:: REQUIRED WORK ::
The data must be reproduced verbatim; images are to be omitted.

:: GIVEN DATA ::
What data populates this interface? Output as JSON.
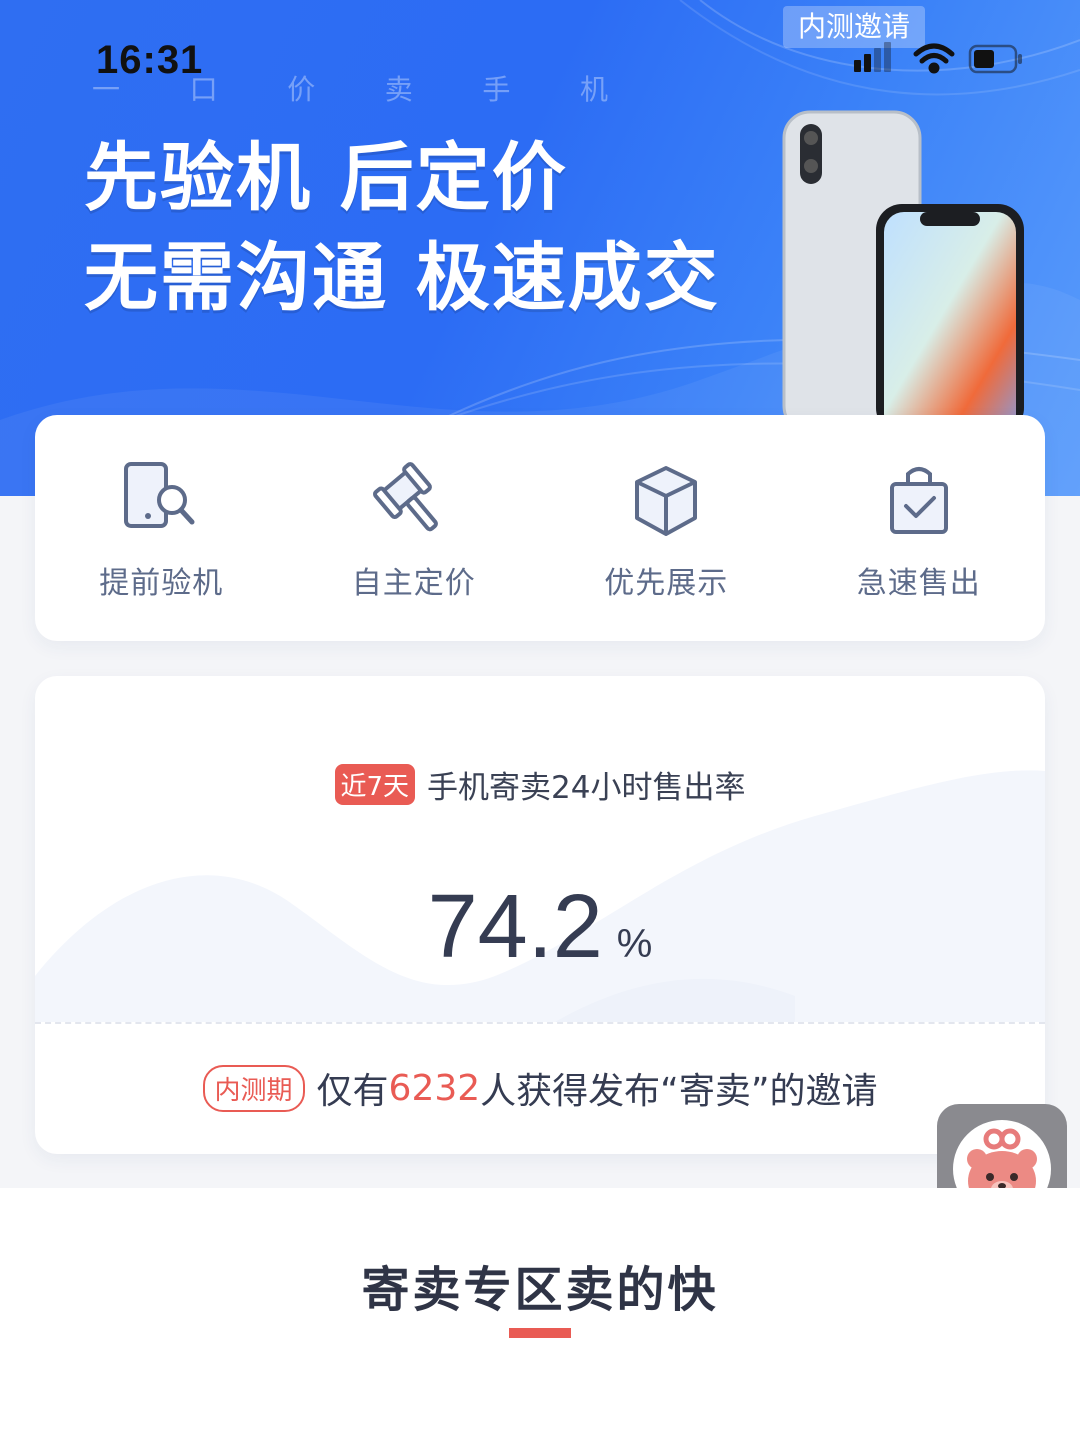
{
  "status_bar": {
    "time": "16:31"
  },
  "banner": {
    "invite_tag": "内测邀请",
    "sub_chars": [
      "一",
      "口",
      "价",
      "卖",
      "手",
      "机"
    ],
    "line1": "先验机 后定价",
    "line2": "无需沟通 极速成交"
  },
  "features": [
    {
      "icon": "phone-search-icon",
      "label": "提前验机"
    },
    {
      "icon": "gavel-icon",
      "label": "自主定价"
    },
    {
      "icon": "box-icon",
      "label": "优先展示"
    },
    {
      "icon": "shopping-bag-check-icon",
      "label": "急速售出"
    }
  ],
  "stats": {
    "badge": "近7天",
    "title": "手机寄卖24小时售出率",
    "value": "74.2",
    "unit": "%",
    "invite_badge": "内测期",
    "invite_prefix": "仅有",
    "invite_count": "6232",
    "invite_suffix": "人获得发布“寄卖”的邀请"
  },
  "float_button": {
    "icon": "bear-mascot-icon"
  },
  "section": {
    "title": "寄卖专区卖的快"
  },
  "colors": {
    "accent": "#e95b54",
    "banner_blue": "#2f6ef2"
  }
}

:: ANSWER BELOW ::
What data populates this interface? Output as JSON.
{
  "status_bar": {
    "time": "16:31"
  },
  "banner": {
    "invite_tag": "内测邀请",
    "sub_chars": [
      "一",
      "口",
      "价",
      "卖",
      "手",
      "机"
    ],
    "line1": "先验机 后定价",
    "line2": "无需沟通 极速成交"
  },
  "features": [
    {
      "icon": "phone-search-icon",
      "label": "提前验机"
    },
    {
      "icon": "gavel-icon",
      "label": "自主定价"
    },
    {
      "icon": "box-icon",
      "label": "优先展示"
    },
    {
      "icon": "shopping-bag-check-icon",
      "label": "急速售出"
    }
  ],
  "stats": {
    "badge": "近7天",
    "title": "手机寄卖24小时售出率",
    "value": "74.2",
    "unit": "%",
    "invite_badge": "内测期",
    "invite_prefix": "仅有",
    "invite_count": "6232",
    "invite_suffix": "人获得发布“寄卖”的邀请"
  },
  "float_button": {
    "icon": "bear-mascot-icon"
  },
  "section": {
    "title": "寄卖专区卖的快"
  },
  "colors": {
    "accent": "#e95b54",
    "banner_blue": "#2f6ef2"
  }
}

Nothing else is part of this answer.